public class Solution { public int maxProfit(int[] prices) { if (prices == null  prices.length < 2) { return 0; } return constantSpaceDP(prices); //return nSpaceDP(prices); //return mnSpaceDP(prices); } /* sell2[i]: max profit when have sold upon p[i], total transaction is 2 buy2[i]: max profit when have bought upon p[i], total transaction is 2 sell1[i]: max profit when have sold upon p[i], total transaction is 1 buy1[i]: max profit when have bought upon p[i], total transaction is 1 sell2[i] = max(sell2[i  1], buy2[i  1] + p[i]) buy2[i] = max(buy2[i  1], sell1[i  1]  p[i])， buy2 depends on previous sell1 sell1[i] = max(sell1[i  1], buy1[i  1] + p[i]) buy1[i] = max(buy1[i  1], p[i]) optimization: space O(4n) > O(4) */ private int constantSpaceDP(int[] p) { int buy1 = Integer.MIN_VALUE, sell1 = 0, buy2 = Integer.MIN_VALUE, sell2 = 0; for (int tp : p) { sell2 = Math.max(sell2, buy2 + tp); buy2 = Math.max(buy2, sell1  tp); sell1 = Math.max(sell1, buy1 + tp); buy1 = Math.max(buy1, tp); } return Math.max(sell1, sell2); } /* M[i][j]: max profit of ith transaction from day 0 to day j M[i][j] = max(M[i][j  1], max(M[i  1][k] + p[j]  p[k])), k from 0 to j  1 = max(M[i][j  1], p[j] + max(M[i  1][k]  p[k])) = max(M[i][j  1], p[j] + tmp); tmp = Math.max(tmp, M[i  1][j]  p[j]); optimization: space O(m*n) > O(n) */ private int nSpaceDP(int[] p) { int[] M = new int[p.length]; for (int i = 1; i < 3; i++) { int tmp = M[0]  p[0], top; for (int j = 1; j < p.length; j++) { top = M[j]; M[j] = Math.max(M[j  1], tmp + p[j]); tmp = Math.max(tmp, top  p[j]); } } return M[p.length  1]; } private int mnSpaceDP(int[] p) { int[][] M = new int[3][p.length]; for (int i = 1; i < 3; i++) { int tmp = M[i  1][0]  p[0]; for (int j = 1; j < p.length; j++) { M[i][j] = Math.max(M[i][j  1], tmp + p[j]); tmp = Math.max(tmp, M[i  1][j]  p[j]); } } return M[2][p.length  1]; }
}

Confusion about "constant space"
Hi, I am confused about the definition of "constant space". As far as I know, space complexity is the total space excluding result that has been used to solve the problem.
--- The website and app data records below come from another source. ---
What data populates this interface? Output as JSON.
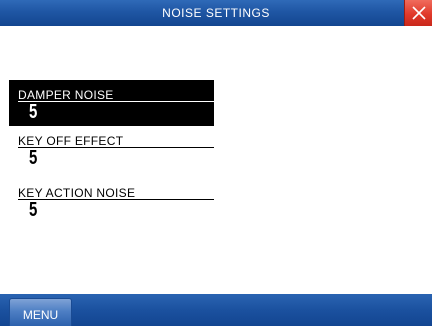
{
  "window": {
    "title": "NOISE SETTINGS",
    "close_icon": "close-x-icon"
  },
  "params": [
    {
      "label": "DAMPER NOISE",
      "value": "5",
      "selected": true
    },
    {
      "label": "KEY  OFF  EFFECT",
      "value": "5",
      "selected": false
    },
    {
      "label": "KEY  ACTION NOISE",
      "value": "5",
      "selected": false
    }
  ],
  "footer": {
    "menu_label": "MENU"
  },
  "colors": {
    "titlebar": "#1f56a4",
    "close_button": "#e0392a",
    "selected_bg": "#000000",
    "menu_button": "#4e7fc4"
  }
}
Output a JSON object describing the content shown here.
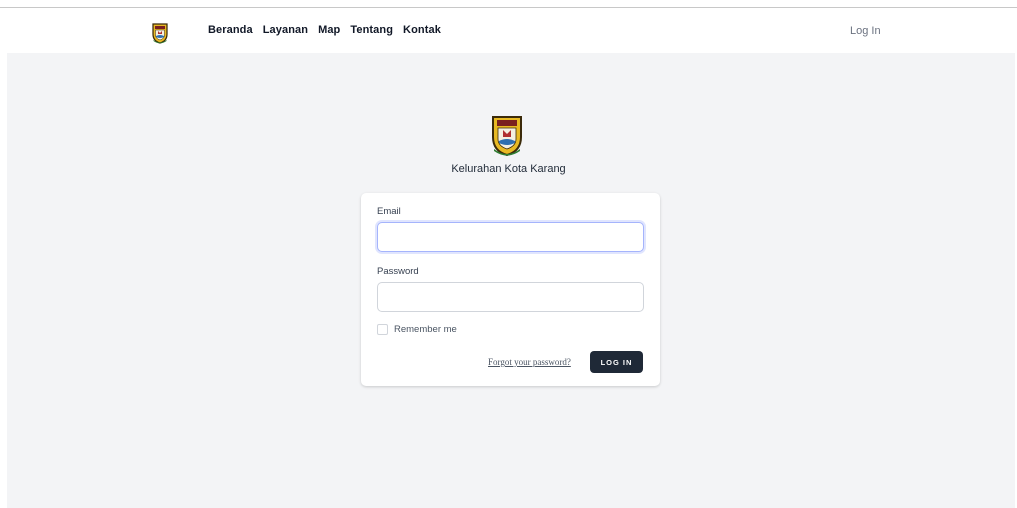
{
  "nav": {
    "links": [
      {
        "label": "Beranda"
      },
      {
        "label": "Layanan"
      },
      {
        "label": "Map"
      },
      {
        "label": "Tentang"
      },
      {
        "label": "Kontak"
      }
    ],
    "login_label": "Log In"
  },
  "brand": {
    "name": "Kelurahan Kota Karang"
  },
  "form": {
    "email_label": "Email",
    "email_value": "",
    "password_label": "Password",
    "password_value": "",
    "remember_label": "Remember me",
    "forgot_label": "Forgot your password?",
    "submit_label": "LOG IN"
  },
  "colors": {
    "background": "#f3f4f6",
    "button": "#1f2937",
    "focus_ring": "#a5b4fc",
    "emblem_gold": "#e8b923"
  },
  "icons": {
    "logo": "city-emblem-icon"
  }
}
So when we use recursion, shouldn't we take the stack memory space of the recursion path into consideration? If so, using mergesort for this problem should costs O(log n) + O(1) = O(log n) space, assuming n is the length of the list.
If I am in a interview, does the interviewer expect me to say O(log n) or O(1)?

RE: C++ 16ms simple solution
I don't think those existing nodes are in stack. Please see my example:
ListNode* fun1(){ ListNode *head = new Node(10), *tmp = head; int n = 10; while(n){ tmp>next = new Node(n); tmp = tmp>next; } //10 to 1 deleteNode(head); //9 to 1, deleteNode() need to delete a node from the heap return head; //return list to caller function }
You have to use "delete", otherwise it is memory leak. When deleteNode() returns, "tmp" is destroyed in deleteNode() and you will never find that node again.